Information about Sophie Halart
About Sophie Halart
After graduating with a PhD in History of Art from University College London, Dr Sophie Halart was appointed as a FONDECYT Postdoctoral Fellow at Universidad Alberto Hurtado in Santiago, Chile, starting March 2018. Within her doctoral thesis, ‘Epidermal Aesthetics: Skin and the Feminine in Argentine and Chilean Contemporary Art (1973- present)’, she investigated the production of Argentine and Chilean artists from the 1970s up to now. Examining the surface – both material and symbolical – of their works, the thesis identified the presence of an “epidermal aesthetics”, paying particular attention to the topos of skin as a site of resistance and self-determination. She was the co-editor of the book Sabotage Art: Politics and Iconoclasm in Contemporary Latin America (I.B. Tauris, 2016). Her current postdoctoral research project examines the discussion established between the maternal and materiality in contemporary Chilean art.
"Mater chilensis: toward a maternal re-reading of the Chilean neo-avant-garde"
In Chile, the 1973 military coup bore stakes that ran beyond the socio-political scope and was also experienced as an “aesthetic coup” at the level of arts and culture. The neo-avant-garde scene Escena de Avanzada that emerged at the end of the 1970s was perceived as a delayed reaction to this initial trauma. Composed of a constellation of artists pivoting around the theoretical figure of Nelly Richard, it developed political and poetic strategies of disruption against the junta’s totalizing narratives. While key members of the Avanzada were sensitive to feminism and womens rights issues, the works produced during these years have generally been interpreted through the rupturist filter characteristic of avant-garde theory, thus pushing gender to a secondary plane of interest.
Recent exhibitions such as “Perder la Forma Humana. Una imagen sísmica de los años ochenta en América Latina” (2012-2015) and “Radical Women: Latin American Art, 1960-1985” (2017-2018) have successfully tackled this historic omission by shedding light on the central role played by women artists from the 1960s onward. In this presentation, I also contend that a critical re-examination of the accepted belligerent – and male – avant-garde lexicon is in order. I argue, more specifically, that the most subversive aspect of the Chilean neo-avant-garde scene of the 1970s and 80s might in fact be found in its re-deployment of the “maternal” as a force seeking to re-weave the social bonds that had been so profoundly maimed by the climate of general suspicion, censorship and fear established by the junta.
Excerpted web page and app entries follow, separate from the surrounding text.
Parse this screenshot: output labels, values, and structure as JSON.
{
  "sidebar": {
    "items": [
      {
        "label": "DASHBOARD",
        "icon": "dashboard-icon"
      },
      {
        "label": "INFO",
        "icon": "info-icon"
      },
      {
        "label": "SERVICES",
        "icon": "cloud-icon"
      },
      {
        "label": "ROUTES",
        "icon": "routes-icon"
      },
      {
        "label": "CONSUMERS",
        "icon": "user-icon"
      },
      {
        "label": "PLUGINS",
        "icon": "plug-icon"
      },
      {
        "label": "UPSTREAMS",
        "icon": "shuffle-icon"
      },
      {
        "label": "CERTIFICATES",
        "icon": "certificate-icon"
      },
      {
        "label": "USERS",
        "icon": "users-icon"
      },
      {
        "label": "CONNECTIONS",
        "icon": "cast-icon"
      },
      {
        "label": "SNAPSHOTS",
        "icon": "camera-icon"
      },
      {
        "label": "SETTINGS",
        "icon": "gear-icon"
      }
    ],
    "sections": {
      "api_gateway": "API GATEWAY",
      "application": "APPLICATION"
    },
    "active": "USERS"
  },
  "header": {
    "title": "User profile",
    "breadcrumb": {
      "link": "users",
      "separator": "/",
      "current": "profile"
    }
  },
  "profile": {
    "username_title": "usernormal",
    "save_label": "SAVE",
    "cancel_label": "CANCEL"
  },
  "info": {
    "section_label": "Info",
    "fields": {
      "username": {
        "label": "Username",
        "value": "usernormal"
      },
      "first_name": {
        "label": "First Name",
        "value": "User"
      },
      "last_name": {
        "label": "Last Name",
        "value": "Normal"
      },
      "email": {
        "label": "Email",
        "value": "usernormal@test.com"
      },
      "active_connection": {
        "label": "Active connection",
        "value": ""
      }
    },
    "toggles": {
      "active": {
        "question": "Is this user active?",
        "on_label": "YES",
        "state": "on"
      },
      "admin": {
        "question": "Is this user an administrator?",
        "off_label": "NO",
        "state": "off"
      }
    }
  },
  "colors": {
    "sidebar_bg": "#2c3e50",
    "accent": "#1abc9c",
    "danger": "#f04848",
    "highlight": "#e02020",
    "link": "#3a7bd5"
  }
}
Looking at works produced by CADA, Diamela Eltit and Las Yeguas del Apocalipsis, I offer a historiographic re-reading that conceives of the maternal as a destabilizing category for male, heroic and linear narratives shared by military and avant-garde discourses alike.